======== Information supplied
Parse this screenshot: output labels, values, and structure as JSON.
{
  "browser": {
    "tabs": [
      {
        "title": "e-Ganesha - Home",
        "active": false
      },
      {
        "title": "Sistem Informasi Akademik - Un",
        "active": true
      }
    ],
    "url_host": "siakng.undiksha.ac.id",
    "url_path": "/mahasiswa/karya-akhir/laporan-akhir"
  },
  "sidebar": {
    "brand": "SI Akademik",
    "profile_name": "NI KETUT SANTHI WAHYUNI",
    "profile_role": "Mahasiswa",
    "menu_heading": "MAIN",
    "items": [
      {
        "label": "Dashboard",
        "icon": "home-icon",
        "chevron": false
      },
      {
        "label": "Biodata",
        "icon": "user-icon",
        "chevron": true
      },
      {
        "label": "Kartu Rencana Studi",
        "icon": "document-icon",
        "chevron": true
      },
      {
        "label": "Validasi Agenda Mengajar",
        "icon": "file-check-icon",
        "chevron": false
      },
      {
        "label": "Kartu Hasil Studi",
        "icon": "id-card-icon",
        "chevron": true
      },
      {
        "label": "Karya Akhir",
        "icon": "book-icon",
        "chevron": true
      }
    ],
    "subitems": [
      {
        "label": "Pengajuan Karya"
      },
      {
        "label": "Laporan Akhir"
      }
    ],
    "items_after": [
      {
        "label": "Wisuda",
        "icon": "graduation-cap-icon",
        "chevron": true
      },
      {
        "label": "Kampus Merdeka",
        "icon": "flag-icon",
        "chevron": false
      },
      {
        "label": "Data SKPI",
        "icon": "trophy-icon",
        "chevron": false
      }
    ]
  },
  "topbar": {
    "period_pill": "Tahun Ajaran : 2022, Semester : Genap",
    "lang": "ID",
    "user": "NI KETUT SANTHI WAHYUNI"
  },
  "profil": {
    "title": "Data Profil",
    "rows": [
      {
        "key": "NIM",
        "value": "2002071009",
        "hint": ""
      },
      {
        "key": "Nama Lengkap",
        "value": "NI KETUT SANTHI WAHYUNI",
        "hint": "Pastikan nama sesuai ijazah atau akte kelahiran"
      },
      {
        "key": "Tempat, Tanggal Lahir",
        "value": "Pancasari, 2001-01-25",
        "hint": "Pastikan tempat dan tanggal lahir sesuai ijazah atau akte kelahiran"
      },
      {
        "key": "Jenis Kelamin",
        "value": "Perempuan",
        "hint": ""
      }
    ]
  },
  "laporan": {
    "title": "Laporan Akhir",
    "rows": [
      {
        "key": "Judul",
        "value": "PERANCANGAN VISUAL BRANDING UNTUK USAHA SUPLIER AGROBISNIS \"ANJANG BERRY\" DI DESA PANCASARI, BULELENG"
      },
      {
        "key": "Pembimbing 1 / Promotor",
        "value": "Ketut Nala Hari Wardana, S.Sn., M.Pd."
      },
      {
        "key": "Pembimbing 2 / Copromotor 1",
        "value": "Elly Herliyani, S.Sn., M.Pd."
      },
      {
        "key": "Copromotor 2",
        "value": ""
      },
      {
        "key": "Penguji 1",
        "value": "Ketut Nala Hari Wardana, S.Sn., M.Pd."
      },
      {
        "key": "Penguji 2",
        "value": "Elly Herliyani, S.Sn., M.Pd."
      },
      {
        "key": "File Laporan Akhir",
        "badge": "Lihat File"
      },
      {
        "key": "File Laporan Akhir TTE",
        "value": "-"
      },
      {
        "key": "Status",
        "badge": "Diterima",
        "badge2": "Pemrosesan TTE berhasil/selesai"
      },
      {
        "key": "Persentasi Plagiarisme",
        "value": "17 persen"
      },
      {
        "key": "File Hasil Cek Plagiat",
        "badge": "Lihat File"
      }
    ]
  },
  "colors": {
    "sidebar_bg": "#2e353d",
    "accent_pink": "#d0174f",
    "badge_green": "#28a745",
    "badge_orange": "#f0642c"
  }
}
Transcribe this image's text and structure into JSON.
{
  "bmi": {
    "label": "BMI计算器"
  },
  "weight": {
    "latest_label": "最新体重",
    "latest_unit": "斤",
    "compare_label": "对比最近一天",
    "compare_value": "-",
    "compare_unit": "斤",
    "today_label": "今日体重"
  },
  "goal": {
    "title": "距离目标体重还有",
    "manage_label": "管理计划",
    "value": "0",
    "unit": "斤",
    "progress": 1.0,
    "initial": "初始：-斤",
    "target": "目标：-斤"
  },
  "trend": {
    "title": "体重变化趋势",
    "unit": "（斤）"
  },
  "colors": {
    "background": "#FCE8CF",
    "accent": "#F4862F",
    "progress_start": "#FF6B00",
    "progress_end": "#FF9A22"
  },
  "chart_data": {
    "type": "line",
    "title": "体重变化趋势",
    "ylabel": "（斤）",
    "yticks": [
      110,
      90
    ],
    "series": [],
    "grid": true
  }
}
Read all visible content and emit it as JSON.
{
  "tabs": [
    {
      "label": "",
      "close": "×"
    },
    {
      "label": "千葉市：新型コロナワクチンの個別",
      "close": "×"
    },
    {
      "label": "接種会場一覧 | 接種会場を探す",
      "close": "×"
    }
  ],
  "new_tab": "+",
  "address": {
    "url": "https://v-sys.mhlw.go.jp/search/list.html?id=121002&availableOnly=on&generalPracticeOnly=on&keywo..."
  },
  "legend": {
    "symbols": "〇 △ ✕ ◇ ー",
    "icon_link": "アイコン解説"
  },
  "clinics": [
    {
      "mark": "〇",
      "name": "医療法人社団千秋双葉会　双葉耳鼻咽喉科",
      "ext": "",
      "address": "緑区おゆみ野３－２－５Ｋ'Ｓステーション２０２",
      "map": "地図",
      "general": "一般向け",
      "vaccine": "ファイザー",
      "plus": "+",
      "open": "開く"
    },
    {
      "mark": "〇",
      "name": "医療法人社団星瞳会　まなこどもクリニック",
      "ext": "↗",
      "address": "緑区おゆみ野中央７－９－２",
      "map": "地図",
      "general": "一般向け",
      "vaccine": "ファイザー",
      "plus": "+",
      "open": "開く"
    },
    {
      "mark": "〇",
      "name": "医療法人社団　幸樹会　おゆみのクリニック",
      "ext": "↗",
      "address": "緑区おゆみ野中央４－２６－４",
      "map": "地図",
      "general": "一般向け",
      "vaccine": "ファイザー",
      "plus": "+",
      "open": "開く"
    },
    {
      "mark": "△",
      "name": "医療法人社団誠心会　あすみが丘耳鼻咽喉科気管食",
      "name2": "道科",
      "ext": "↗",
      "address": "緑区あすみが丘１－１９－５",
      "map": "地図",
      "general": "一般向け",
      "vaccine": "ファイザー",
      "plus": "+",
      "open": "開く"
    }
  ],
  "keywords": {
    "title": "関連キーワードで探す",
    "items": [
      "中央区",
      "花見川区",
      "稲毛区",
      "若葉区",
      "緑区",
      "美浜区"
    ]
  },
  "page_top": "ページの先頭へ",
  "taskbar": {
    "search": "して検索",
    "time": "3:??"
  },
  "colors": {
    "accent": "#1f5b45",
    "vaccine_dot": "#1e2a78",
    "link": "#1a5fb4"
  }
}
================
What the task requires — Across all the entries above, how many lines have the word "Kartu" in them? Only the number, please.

Task answer — 2